“Pa, I wasn’t successful at the interview,” I informed my dad.
Brief though the conversation was, I could discern the disappointment in his voice, as he replied curtly over the phone, “It’s OK, son.”
That was in the early 1970s. Still without a permanent job, let alone an established career, it was small wonder that Pa felt disappointed. In later years, my mum would tell me that among his four sons, I was the one about whom he was most concerned.
Some weeks before, I had attended an interview at the Police Academy in Singapore as a result of a job application that had much to do with Pa’s prompting and cajoling. He was all at the same time excited, supportive and expectant when told of the interview.
But it was a job that I neither wanted nor even liked. Anyway, I agreed to attend the interview, hoping that I wouldn’t make it.
Unfortunately, I was successful, and suddenly I was faced with this problem of having to tell Pa that I didn’t want the job. The easy way out, I figured, was to tell him that I hadn’t made it at the interview. How very convenient indeed, but how naive of me.
The whole plan backfired. Unknown to me, the Police Academy contacted Pa a few weeks after the interview to enquire why I hadn’t reported to them.
Next, I got a call from an annoyed Pa. Known for his short fuse, I guess I was spared a proper shellacking only because he somehow realised it wasn’t his call to force me into a career that I didn’t like. This, I read in a subsequent letter when he remarked at the end in conciliatory tone, “I don’t wish to force upon you, anything that you don’t like. Do what you feel is right.”
Sober as this stance was, I guess it didn’t take away the hurt he felt after the betrayal by someone whom he loved and trusted.
This shameful event devastated me completely, for I realised that my dishonesty and deceit had hurt the one person who mattered a lot to me. I would have gladly endured a proper dressing down because his silence made it hard for me to bear. The only thing to do was to lie low and let things cool.
They say every cloud has a silver lining. The whole episode turned out to be a blessing in many ways. For one, I learned an important lesson... When children lie to their parents, it hurts them. I’m not referring to casual or white lies, but those serious ones. I resolved that I would never ever repeat that.
For another, I witnessed a positive change in Pa. He was initially hurt, no doubt, but as if he felt a sense of remorse and also of relief for not having made a wrong move that would have affected me for life, he slowly proceeded to make amends.

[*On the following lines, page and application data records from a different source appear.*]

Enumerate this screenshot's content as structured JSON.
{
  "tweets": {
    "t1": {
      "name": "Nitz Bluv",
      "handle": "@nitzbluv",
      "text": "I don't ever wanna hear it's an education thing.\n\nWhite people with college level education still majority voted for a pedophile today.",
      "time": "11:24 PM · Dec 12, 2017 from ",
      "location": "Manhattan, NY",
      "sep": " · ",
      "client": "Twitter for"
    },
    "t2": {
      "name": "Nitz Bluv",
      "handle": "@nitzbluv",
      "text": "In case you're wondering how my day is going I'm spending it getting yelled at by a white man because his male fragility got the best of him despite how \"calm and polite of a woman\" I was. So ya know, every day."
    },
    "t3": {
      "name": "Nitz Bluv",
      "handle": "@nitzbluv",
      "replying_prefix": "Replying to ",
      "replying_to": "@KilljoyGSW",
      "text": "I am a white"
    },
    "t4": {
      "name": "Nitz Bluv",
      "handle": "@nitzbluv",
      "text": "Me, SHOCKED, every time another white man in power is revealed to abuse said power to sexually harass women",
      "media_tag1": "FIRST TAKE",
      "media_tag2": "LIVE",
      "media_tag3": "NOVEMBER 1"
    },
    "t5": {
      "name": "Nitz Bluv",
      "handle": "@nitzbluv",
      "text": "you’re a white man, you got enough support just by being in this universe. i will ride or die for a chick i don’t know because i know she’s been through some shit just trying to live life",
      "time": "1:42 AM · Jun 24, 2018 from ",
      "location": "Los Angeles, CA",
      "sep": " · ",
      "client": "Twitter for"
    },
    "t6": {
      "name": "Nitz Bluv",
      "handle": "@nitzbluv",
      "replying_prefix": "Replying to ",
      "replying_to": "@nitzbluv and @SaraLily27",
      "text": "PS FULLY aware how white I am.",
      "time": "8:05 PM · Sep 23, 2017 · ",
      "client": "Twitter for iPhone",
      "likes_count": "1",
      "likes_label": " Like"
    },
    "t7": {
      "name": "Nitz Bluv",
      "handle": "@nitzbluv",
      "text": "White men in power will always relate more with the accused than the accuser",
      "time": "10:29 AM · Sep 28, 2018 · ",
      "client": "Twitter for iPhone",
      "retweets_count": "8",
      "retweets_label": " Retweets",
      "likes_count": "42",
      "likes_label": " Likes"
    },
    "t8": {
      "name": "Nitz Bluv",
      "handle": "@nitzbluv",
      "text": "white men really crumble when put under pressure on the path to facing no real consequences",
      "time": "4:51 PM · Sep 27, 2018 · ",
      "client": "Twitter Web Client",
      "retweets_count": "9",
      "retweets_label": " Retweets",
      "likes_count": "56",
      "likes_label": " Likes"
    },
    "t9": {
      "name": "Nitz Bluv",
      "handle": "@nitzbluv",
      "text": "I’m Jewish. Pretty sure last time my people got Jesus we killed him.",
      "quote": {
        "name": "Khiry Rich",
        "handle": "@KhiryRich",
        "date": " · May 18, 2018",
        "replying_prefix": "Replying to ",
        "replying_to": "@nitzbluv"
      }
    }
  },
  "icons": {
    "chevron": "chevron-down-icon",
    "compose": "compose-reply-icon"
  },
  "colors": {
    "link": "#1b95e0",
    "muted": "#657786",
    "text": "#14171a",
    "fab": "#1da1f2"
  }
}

Our relationship got onto a firmer footing. For a man of a few words, and I would even venture to describe him as laconic, he became more uninhibited in his letters. I was able to reach the inner recesses of his heart. We corresponded more frequently and became more at ease with each other. Our relationship grew warmer by the day until he passed away a few years later.
For someone from a generation where feelings of affection were often withheld or suppressed, it was quite unusual of him to express his affection openly by signing off his letters, a few of which I still keep, with an endearing “Love, Pa”.
I love you too, Pa. Happy Father’s Day.